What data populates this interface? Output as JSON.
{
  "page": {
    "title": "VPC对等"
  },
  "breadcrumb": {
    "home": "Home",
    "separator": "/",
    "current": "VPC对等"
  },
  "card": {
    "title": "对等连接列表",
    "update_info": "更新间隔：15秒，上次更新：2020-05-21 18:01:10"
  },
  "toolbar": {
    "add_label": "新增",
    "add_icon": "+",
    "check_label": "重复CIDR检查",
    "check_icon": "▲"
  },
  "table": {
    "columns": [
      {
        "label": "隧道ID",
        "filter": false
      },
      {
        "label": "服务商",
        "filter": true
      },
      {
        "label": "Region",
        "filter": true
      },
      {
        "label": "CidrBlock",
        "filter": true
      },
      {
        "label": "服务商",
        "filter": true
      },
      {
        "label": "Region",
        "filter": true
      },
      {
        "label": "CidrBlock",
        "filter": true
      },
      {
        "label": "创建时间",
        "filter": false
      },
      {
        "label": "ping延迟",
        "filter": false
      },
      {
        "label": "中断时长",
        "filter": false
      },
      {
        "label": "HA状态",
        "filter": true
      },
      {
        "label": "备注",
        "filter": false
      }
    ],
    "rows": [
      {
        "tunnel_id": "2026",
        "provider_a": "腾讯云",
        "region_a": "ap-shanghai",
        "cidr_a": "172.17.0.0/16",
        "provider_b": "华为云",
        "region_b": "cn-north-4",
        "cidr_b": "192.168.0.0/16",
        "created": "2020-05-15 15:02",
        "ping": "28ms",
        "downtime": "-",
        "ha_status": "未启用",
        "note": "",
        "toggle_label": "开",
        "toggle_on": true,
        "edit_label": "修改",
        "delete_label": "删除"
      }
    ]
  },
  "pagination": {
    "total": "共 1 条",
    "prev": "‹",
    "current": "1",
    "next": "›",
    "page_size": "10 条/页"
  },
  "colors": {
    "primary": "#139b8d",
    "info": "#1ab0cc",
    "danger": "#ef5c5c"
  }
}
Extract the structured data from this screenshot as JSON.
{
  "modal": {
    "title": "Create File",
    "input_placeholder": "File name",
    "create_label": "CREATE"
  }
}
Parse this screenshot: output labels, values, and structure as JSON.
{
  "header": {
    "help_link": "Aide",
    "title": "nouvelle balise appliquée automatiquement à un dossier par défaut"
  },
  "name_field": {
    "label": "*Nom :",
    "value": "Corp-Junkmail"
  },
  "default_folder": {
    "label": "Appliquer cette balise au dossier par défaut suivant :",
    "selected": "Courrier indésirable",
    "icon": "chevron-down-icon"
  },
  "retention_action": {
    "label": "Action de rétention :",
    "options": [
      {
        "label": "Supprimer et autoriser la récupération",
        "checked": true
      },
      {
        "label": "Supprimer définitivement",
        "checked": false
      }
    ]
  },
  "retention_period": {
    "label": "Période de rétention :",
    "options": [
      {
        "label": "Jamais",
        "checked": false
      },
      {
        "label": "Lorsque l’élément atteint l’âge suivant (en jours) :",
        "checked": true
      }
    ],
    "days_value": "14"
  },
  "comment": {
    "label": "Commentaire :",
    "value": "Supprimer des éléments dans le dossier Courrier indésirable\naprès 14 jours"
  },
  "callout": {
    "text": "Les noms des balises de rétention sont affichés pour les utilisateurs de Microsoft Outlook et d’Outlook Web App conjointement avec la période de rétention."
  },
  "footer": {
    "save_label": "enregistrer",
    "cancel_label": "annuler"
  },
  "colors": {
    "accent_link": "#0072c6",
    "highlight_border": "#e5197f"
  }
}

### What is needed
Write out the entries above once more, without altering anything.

### Task answer
What data populates this interface? Output as JSON.
{
  "page": {
    "title": "VPC对等"
  },
  "breadcrumb": {
    "home": "Home",
    "separator": "/",
    "current": "VPC对等"
  },
  "card": {
    "title": "对等连接列表",
    "update_info": "更新间隔：15秒，上次更新：2020-05-21 18:01:10"
  },
  "toolbar": {
    "add_label": "新增",
    "add_icon": "+",
    "check_label": "重复CIDR检查",
    "check_icon": "▲"
  },
  "table": {
    "columns": [
      {
        "label": "隧道ID",
        "filter": false
      },
      {
        "label": "服务商",
        "filter": true
      },
      {
        "label": "Region",
        "filter": true
      },
      {
        "label": "CidrBlock",
        "filter": true
      },
      {
        "label": "服务商",
        "filter": true
      },
      {
        "label": "Region",
        "filter": true
      },
      {
        "label": "CidrBlock",
        "filter": true
      },
      {
        "label": "创建时间",
        "filter": false
      },
      {
        "label": "ping延迟",
        "filter": false
      },
      {
        "label": "中断时长",
        "filter": false
      },
      {
        "label": "HA状态",
        "filter": true
      },
      {
        "label": "备注",
        "filter": false
      }
    ],
    "rows": [
      {
        "tunnel_id": "2026",
        "provider_a": "腾讯云",
        "region_a": "ap-shanghai",
        "cidr_a": "172.17.0.0/16",
        "provider_b": "华为云",
        "region_b": "cn-north-4",
        "cidr_b": "192.168.0.0/16",
        "created": "2020-05-15 15:02",
        "ping": "28ms",
        "downtime": "-",
        "ha_status": "未启用",
        "note": "",
        "toggle_label": "开",
        "toggle_on": true,
        "edit_label": "修改",
        "delete_label": "删除"
      }
    ]
  },
  "pagination": {
    "total": "共 1 条",
    "prev": "‹",
    "current": "1",
    "next": "›",
    "page_size": "10 条/页"
  },
  "colors": {
    "primary": "#139b8d",
    "info": "#1ab0cc",
    "danger": "#ef5c5c"
  }
}
Extract the structured data from this screenshot as JSON.
{
  "modal": {
    "title": "Create File",
    "input_placeholder": "File name",
    "create_label": "CREATE"
  }
}
Parse this screenshot: output labels, values, and structure as JSON.
{
  "header": {
    "help_link": "Aide",
    "title": "nouvelle balise appliquée automatiquement à un dossier par défaut"
  },
  "name_field": {
    "label": "*Nom :",
    "value": "Corp-Junkmail"
  },
  "default_folder": {
    "label": "Appliquer cette balise au dossier par défaut suivant :",
    "selected": "Courrier indésirable",
    "icon": "chevron-down-icon"
  },
  "retention_action": {
    "label": "Action de rétention :",
    "options": [
      {
        "label": "Supprimer et autoriser la récupération",
        "checked": true
      },
      {
        "label": "Supprimer définitivement",
        "checked": false
      }
    ]
  },
  "retention_period": {
    "label": "Période de rétention :",
    "options": [
      {
        "label": "Jamais",
        "checked": false
      },
      {
        "label": "Lorsque l’élément atteint l’âge suivant (en jours) :",
        "checked": true
      }
    ],
    "days_value": "14"
  },
  "comment": {
    "label": "Commentaire :",
    "value": "Supprimer des éléments dans le dossier Courrier indésirable\naprès 14 jours"
  },
  "callout": {
    "text": "Les noms des balises de rétention sont affichés pour les utilisateurs de Microsoft Outlook et d’Outlook Web App conjointement avec la période de rétention."
  },
  "footer": {
    "save_label": "enregistrer",
    "cancel_label": "annuler"
  },
  "colors": {
    "accent_link": "#0072c6",
    "highlight_border": "#e5197f"
  }
}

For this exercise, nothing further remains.